Scholars and practitioners alike increasingly see domestic election monitoring groups to be a partial remedy to electoral malpractice. At least half of elections globally are monitored by such groups and large sums of international aid spent on them. A small but growing empirical research literature examines the impact of domestic observers on electoral integrity. Yet, these studies focus mainly on election-day deterrence effects. I draw on political communication concepts and interest groups studies to theorize citizen observers’ role as agenda setters and frame sponsors, shaping the public debate about electoral integrity, and advocating for electoral reform.
- 2017 ‘Domestic monitors’ In Election Watchdogs: Transparency, Accountability and Integrity, edited by Pippa Norris and Alessandro Nai. New York: Oxford University Press.
Projects and working papers
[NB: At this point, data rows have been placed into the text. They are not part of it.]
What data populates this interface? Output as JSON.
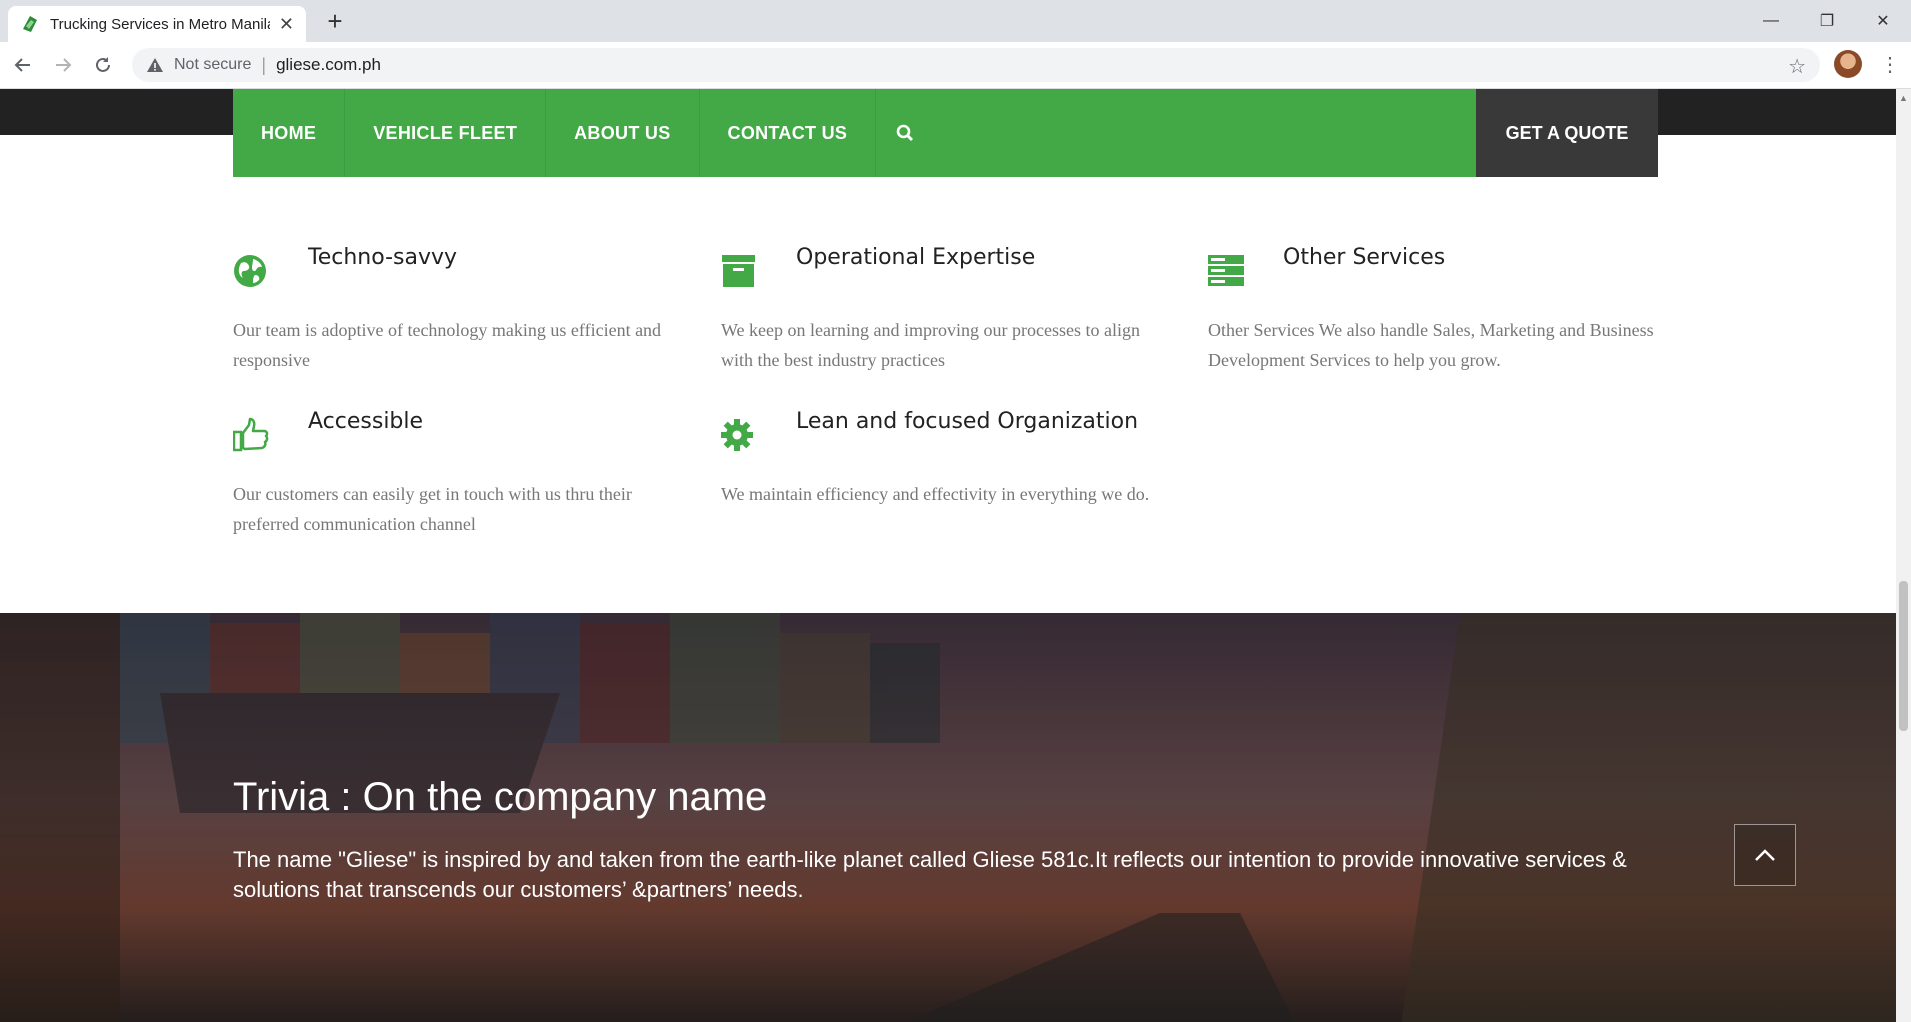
{
  "browser": {
    "tab_title": "Trucking Services in Metro Manila",
    "tab_close": "✕",
    "new_tab": "+",
    "not_secure": "Not secure",
    "separator": "|",
    "url": "gliese.com.ph",
    "controls": {
      "minimize": "—",
      "restore": "❐",
      "close": "✕"
    },
    "menu": "⋮",
    "bookmark": "☆"
  },
  "colors": {
    "brand_green": "#43a946",
    "dark": "#393939",
    "muted_text": "#777777"
  },
  "nav": {
    "items": [
      {
        "label": "HOME"
      },
      {
        "label": "VEHICLE FLEET"
      },
      {
        "label": "ABOUT US"
      },
      {
        "label": "CONTACT US"
      }
    ],
    "search_icon": "search-icon",
    "quote_label": "GET A QUOTE"
  },
  "features": [
    {
      "icon": "globe-icon",
      "title": "Techno-savvy",
      "text": "Our team is adoptive of technology making us efficient and responsive"
    },
    {
      "icon": "archive-box-icon",
      "title": "Operational Expertise",
      "text": "We keep on learning and improving our processes to align with the best industry practices"
    },
    {
      "icon": "server-stack-icon",
      "title": "Other Services",
      "text": "Other Services We also handle Sales, Marketing and Business Development Services to help you grow."
    },
    {
      "icon": "thumbs-up-icon",
      "title": "Accessible",
      "text": "Our customers can easily get in touch with us thru their preferred communication channel"
    },
    {
      "icon": "gear-icon",
      "title": "Lean and focused Organization",
      "text": "We maintain efficiency and effectivity in everything we do."
    }
  ],
  "trivia": {
    "title": "Trivia : On the company name",
    "text": "The name \"Gliese\" is inspired by and taken from the earth-like planet called Gliese 581c.It reflects our intention to provide innovative services & solutions that transcends our customers’ &partners’ needs."
  }
}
- ‘Policy lobbying success and failure of domestic election monitors in four ‘new’ democracies’, with Carolien van Ham.